(Work item) Every line holding the string "Агата" should be copied from the listing.

(Given records)
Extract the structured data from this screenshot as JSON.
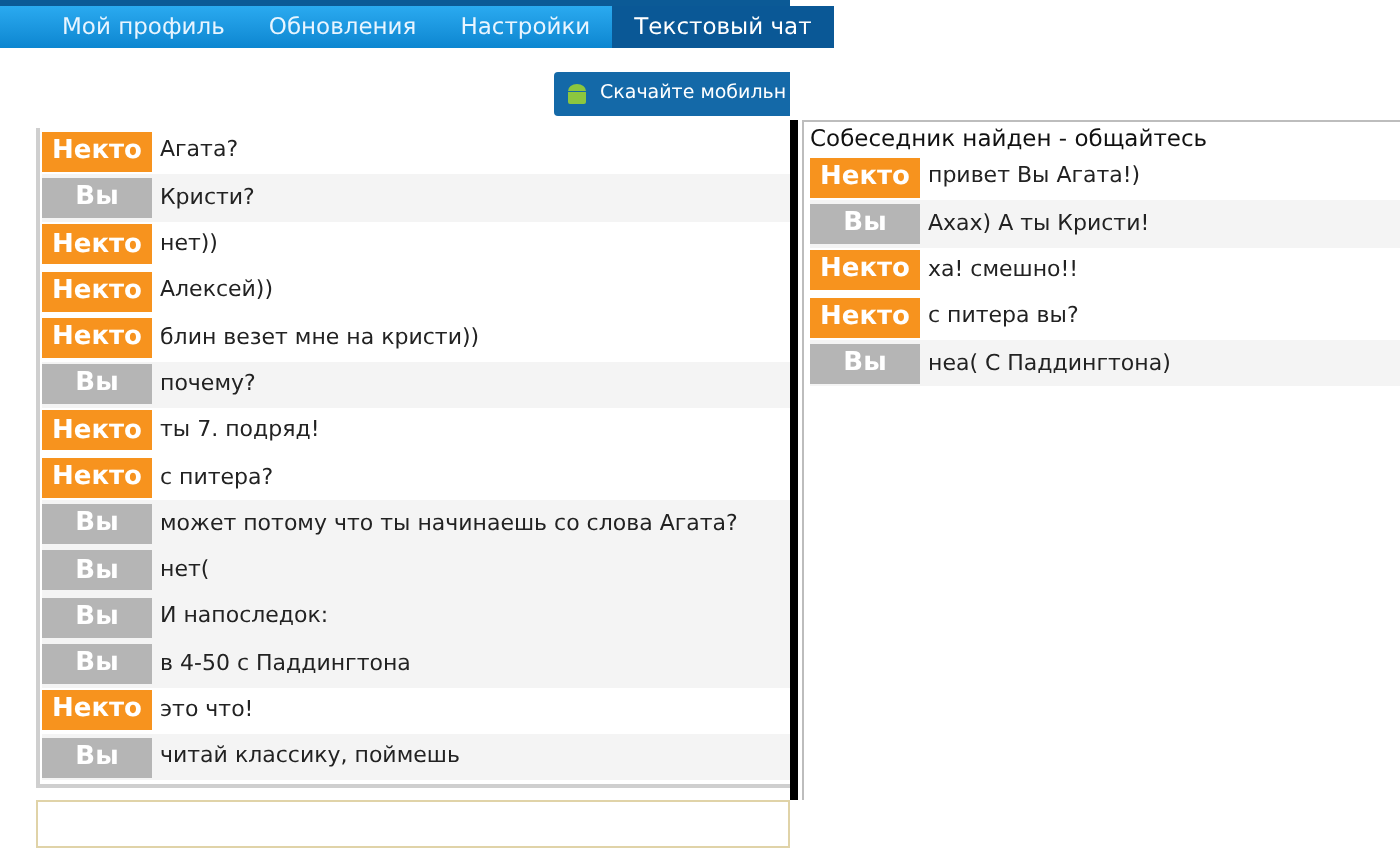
{
  "nav": {
    "tabs": [
      {
        "label": "Мой профиль",
        "selected": false
      },
      {
        "label": "Обновления",
        "selected": false
      },
      {
        "label": "Настройки",
        "selected": false
      },
      {
        "label": "Текстовый чат",
        "selected": true
      }
    ]
  },
  "download_button": {
    "label": "Скачайте мобильн"
  },
  "left_chat": {
    "messages": [
      {
        "kind": "stranger",
        "label": "Некто",
        "text": "Агата?"
      },
      {
        "kind": "me",
        "label": "Вы",
        "text": "Кристи?"
      },
      {
        "kind": "stranger",
        "label": "Некто",
        "text": "нет))"
      },
      {
        "kind": "stranger",
        "label": "Некто",
        "text": "Алексей))"
      },
      {
        "kind": "stranger",
        "label": "Некто",
        "text": "блин везет мне на кристи))"
      },
      {
        "kind": "me",
        "label": "Вы",
        "text": "почему?"
      },
      {
        "kind": "stranger",
        "label": "Некто",
        "text": "ты 7. подряд!"
      },
      {
        "kind": "stranger",
        "label": "Некто",
        "text": "с питера?"
      },
      {
        "kind": "me",
        "label": "Вы",
        "text": "может потому что ты начинаешь со слова Агата?"
      },
      {
        "kind": "me",
        "label": "Вы",
        "text": "нет("
      },
      {
        "kind": "me",
        "label": "Вы",
        "text": "И напоследок:"
      },
      {
        "kind": "me",
        "label": "Вы",
        "text": "в 4-50 с Паддингтона"
      },
      {
        "kind": "stranger",
        "label": "Некто",
        "text": "это что!"
      },
      {
        "kind": "me",
        "label": "Вы",
        "text": "читай классику, поймешь"
      }
    ]
  },
  "right_chat": {
    "status": "Собеседник найден - общайтесь",
    "messages": [
      {
        "kind": "stranger",
        "label": "Некто",
        "text": "привет Вы Агата!)"
      },
      {
        "kind": "me",
        "label": "Вы",
        "text": "Ахах) А ты Кристи!"
      },
      {
        "kind": "stranger",
        "label": "Некто",
        "text": "ха! смешно!!"
      },
      {
        "kind": "stranger",
        "label": "Некто",
        "text": "с питера вы?"
      },
      {
        "kind": "me",
        "label": "Вы",
        "text": "неа( С Паддингтона)"
      }
    ]
  }
}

(Task solution)
        "text": "Агата?"
        "text": "может потому что ты начинаешь со слова Агата?"
        "text": "привет Вы Агата!)"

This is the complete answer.